ON DEC. 1, WITH the holiday season well under way, Montreal-based Sensix Communications and Events received a call from the Union of Montreal Island Suburban Municipalities. The union wanted Sensix to organizein a weeka political rally in downtown Montreal that 80,000 people were expected to attend. Impossible? No. A major logistical feat? Yes.
After discovering that permits should have been requested months in advance, an event manager at Sensix contacted the Montreal police department to hunt for alternatives. According to the Canadian Charter of Human Rights, a rally could be organized without a permit as long as it was a demonstrationnot a staged event. What did this mean? Streets couldn't be officially closed, and temporary structures, such as stages, couldn't be built in advance.
The biggest challenge was figuring out how to do a public event disguised as a demonstration, says Michael Caplan, president of Sensix. We figured out a way to use flatbed trucks to create two stages to block the street and serve as the base for our sound systems. Sensix set up the mobile stage and sound system starting just one hour before the rally was to begin.
Sensix coordinated with the police to allow 800 buses from surrounding municipalities to be shuttled in and parked during the hour before the rally. Fifty guides in bright yellow jackets helped people find their way to and from the buses, while 20 emergency vehicles and 60 security personnel kept the area safe.
Volunteers gave out thousands of protest placards to attendees before they boarded the buses, and an additional 5,000 placards were placed strategically at street corners near the main stage. There was going to be a live satellite feed, Caplan says, so it was very important that people standing right in front of the stage had placards.
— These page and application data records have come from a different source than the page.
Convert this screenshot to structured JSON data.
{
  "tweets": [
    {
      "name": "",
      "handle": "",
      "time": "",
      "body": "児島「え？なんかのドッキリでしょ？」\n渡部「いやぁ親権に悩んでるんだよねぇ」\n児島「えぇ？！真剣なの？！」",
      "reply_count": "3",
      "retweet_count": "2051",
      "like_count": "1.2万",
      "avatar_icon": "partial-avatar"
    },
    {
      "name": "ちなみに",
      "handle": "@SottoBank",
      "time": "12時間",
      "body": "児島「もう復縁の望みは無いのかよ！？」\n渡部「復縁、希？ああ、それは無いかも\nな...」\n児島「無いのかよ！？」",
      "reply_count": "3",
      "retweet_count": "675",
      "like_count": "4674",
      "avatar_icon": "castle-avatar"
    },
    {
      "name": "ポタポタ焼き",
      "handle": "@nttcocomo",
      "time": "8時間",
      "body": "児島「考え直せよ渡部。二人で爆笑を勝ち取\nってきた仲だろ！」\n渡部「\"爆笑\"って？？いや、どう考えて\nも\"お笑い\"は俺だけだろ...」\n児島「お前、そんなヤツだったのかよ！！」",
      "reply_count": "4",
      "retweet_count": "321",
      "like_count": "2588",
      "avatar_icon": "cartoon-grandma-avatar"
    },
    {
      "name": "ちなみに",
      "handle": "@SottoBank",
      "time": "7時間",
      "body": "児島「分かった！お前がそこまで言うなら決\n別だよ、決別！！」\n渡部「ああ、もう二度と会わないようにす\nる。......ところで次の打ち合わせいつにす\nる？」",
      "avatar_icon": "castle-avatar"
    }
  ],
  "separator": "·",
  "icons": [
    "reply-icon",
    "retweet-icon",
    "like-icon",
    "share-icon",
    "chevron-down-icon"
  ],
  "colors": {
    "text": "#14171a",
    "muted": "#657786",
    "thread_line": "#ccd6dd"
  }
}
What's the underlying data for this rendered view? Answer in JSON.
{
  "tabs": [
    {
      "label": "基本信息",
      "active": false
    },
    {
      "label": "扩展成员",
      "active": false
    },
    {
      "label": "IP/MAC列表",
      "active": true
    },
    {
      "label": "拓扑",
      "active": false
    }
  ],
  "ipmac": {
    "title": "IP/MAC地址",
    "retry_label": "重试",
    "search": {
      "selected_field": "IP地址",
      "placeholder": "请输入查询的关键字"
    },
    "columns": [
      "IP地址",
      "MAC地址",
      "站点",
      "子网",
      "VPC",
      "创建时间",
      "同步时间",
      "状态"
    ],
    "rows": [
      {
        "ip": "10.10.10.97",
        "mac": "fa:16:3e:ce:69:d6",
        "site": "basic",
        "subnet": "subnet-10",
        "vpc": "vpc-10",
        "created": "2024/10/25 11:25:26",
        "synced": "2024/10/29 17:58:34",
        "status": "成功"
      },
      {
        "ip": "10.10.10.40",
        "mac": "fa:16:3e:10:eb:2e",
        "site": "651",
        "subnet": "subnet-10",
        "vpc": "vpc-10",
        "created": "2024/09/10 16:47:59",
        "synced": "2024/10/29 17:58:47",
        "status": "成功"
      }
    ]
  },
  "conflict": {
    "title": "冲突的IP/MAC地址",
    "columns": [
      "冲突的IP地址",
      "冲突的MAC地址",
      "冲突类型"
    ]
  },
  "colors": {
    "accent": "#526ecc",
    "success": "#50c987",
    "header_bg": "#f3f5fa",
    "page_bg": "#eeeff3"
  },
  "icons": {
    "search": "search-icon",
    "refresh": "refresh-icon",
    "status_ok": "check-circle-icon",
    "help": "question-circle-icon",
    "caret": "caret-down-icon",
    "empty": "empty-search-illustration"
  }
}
Sensix Communications and Events
5705 Ferrier, Suite 209
Montreal, PQ, Canada H4P 1N3